| Task description |
Return every entry in full, with no alterations.

| Extracted data |
######

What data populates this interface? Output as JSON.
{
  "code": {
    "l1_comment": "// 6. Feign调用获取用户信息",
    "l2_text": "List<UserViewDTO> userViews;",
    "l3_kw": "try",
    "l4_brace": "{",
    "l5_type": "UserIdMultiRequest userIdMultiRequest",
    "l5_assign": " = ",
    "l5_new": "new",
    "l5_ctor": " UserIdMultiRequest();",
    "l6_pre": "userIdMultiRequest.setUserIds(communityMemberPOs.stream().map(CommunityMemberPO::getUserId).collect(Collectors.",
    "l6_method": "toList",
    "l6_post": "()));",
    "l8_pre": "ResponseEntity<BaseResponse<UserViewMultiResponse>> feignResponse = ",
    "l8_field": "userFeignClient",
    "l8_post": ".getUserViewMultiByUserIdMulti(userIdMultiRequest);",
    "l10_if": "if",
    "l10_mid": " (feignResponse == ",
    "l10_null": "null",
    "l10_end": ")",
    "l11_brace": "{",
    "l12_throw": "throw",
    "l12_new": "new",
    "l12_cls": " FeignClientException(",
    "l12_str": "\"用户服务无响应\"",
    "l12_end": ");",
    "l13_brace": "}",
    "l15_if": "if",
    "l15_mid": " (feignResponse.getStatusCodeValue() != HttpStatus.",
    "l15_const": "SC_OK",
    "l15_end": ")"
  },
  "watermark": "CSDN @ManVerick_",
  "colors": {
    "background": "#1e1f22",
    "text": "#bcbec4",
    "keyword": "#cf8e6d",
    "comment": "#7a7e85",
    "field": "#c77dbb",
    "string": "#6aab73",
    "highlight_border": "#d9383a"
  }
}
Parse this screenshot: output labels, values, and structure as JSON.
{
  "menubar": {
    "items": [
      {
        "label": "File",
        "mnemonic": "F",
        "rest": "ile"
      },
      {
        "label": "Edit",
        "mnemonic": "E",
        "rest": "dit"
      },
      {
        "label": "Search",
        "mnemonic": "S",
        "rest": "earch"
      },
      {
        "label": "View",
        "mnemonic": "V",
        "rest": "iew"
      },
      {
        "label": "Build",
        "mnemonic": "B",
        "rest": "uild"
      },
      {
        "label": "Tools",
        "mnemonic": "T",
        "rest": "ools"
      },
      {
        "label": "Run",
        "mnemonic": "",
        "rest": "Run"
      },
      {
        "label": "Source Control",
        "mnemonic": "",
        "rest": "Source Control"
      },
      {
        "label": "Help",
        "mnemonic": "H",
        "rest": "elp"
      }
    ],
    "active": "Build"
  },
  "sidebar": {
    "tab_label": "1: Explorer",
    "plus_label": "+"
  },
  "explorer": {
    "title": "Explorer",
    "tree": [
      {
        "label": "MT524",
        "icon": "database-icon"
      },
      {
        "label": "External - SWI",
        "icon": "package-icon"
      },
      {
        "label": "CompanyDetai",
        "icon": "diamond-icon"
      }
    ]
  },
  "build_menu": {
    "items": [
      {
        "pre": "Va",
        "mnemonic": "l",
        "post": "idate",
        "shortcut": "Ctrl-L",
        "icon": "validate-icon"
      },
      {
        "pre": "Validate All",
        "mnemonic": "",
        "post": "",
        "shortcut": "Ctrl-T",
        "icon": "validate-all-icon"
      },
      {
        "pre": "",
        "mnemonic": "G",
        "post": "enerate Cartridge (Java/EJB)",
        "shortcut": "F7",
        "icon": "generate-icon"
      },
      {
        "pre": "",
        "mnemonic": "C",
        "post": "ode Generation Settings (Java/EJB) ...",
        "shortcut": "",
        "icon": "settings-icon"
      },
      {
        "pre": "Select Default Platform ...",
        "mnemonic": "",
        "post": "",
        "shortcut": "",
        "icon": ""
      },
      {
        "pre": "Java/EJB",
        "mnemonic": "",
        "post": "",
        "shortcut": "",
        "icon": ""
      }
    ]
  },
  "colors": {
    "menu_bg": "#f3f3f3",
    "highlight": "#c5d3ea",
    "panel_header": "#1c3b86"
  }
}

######

| The answer |
What data populates this interface? Output as JSON.
{
  "code": {
    "l1_comment": "// 6. Feign调用获取用户信息",
    "l2_text": "List<UserViewDTO> userViews;",
    "l3_kw": "try",
    "l4_brace": "{",
    "l5_type": "UserIdMultiRequest userIdMultiRequest",
    "l5_assign": " = ",
    "l5_new": "new",
    "l5_ctor": " UserIdMultiRequest();",
    "l6_pre": "userIdMultiRequest.setUserIds(communityMemberPOs.stream().map(CommunityMemberPO::getUserId).collect(Collectors.",
    "l6_method": "toList",
    "l6_post": "()));",
    "l8_pre": "ResponseEntity<BaseResponse<UserViewMultiResponse>> feignResponse = ",
    "l8_field": "userFeignClient",
    "l8_post": ".getUserViewMultiByUserIdMulti(userIdMultiRequest);",
    "l10_if": "if",
    "l10_mid": " (feignResponse == ",
    "l10_null": "null",
    "l10_end": ")",
    "l11_brace": "{",
    "l12_throw": "throw",
    "l12_new": "new",
    "l12_cls": " FeignClientException(",
    "l12_str": "\"用户服务无响应\"",
    "l12_end": ");",
    "l13_brace": "}",
    "l15_if": "if",
    "l15_mid": " (feignResponse.getStatusCodeValue() != HttpStatus.",
    "l15_const": "SC_OK",
    "l15_end": ")"
  },
  "watermark": "CSDN @ManVerick_",
  "colors": {
    "background": "#1e1f22",
    "text": "#bcbec4",
    "keyword": "#cf8e6d",
    "comment": "#7a7e85",
    "field": "#c77dbb",
    "string": "#6aab73",
    "highlight_border": "#d9383a"
  }
}
Parse this screenshot: output labels, values, and structure as JSON.
{
  "menubar": {
    "items": [
      {
        "label": "File",
        "mnemonic": "F",
        "rest": "ile"
      },
      {
        "label": "Edit",
        "mnemonic": "E",
        "rest": "dit"
      },
      {
        "label": "Search",
        "mnemonic": "S",
        "rest": "earch"
      },
      {
        "label": "View",
        "mnemonic": "V",
        "rest": "iew"
      },
      {
        "label": "Build",
        "mnemonic": "B",
        "rest": "uild"
      },
      {
        "label": "Tools",
        "mnemonic": "T",
        "rest": "ools"
      },
      {
        "label": "Run",
        "mnemonic": "",
        "rest": "Run"
      },
      {
        "label": "Source Control",
        "mnemonic": "",
        "rest": "Source Control"
      },
      {
        "label": "Help",
        "mnemonic": "H",
        "rest": "elp"
      }
    ],
    "active": "Build"
  },
  "sidebar": {
    "tab_label": "1: Explorer",
    "plus_label": "+"
  },
  "explorer": {
    "title": "Explorer",
    "tree": [
      {
        "label": "MT524",
        "icon": "database-icon"
      },
      {
        "label": "External - SWI",
        "icon": "package-icon"
      },
      {
        "label": "CompanyDetai",
        "icon": "diamond-icon"
      }
    ]
  },
  "build_menu": {
    "items": [
      {
        "pre": "Va",
        "mnemonic": "l",
        "post": "idate",
        "shortcut": "Ctrl-L",
        "icon": "validate-icon"
      },
      {
        "pre": "Validate All",
        "mnemonic": "",
        "post": "",
        "shortcut": "Ctrl-T",
        "icon": "validate-all-icon"
      },
      {
        "pre": "",
        "mnemonic": "G",
        "post": "enerate Cartridge (Java/EJB)",
        "shortcut": "F7",
        "icon": "generate-icon"
      },
      {
        "pre": "",
        "mnemonic": "C",
        "post": "ode Generation Settings (Java/EJB) ...",
        "shortcut": "",
        "icon": "settings-icon"
      },
      {
        "pre": "Select Default Platform ...",
        "mnemonic": "",
        "post": "",
        "shortcut": "",
        "icon": ""
      },
      {
        "pre": "Java/EJB",
        "mnemonic": "",
        "post": "",
        "shortcut": "",
        "icon": ""
      }
    ]
  },
  "colors": {
    "menu_bg": "#f3f3f3",
    "highlight": "#c5d3ea",
    "panel_header": "#1c3b86"
  }
}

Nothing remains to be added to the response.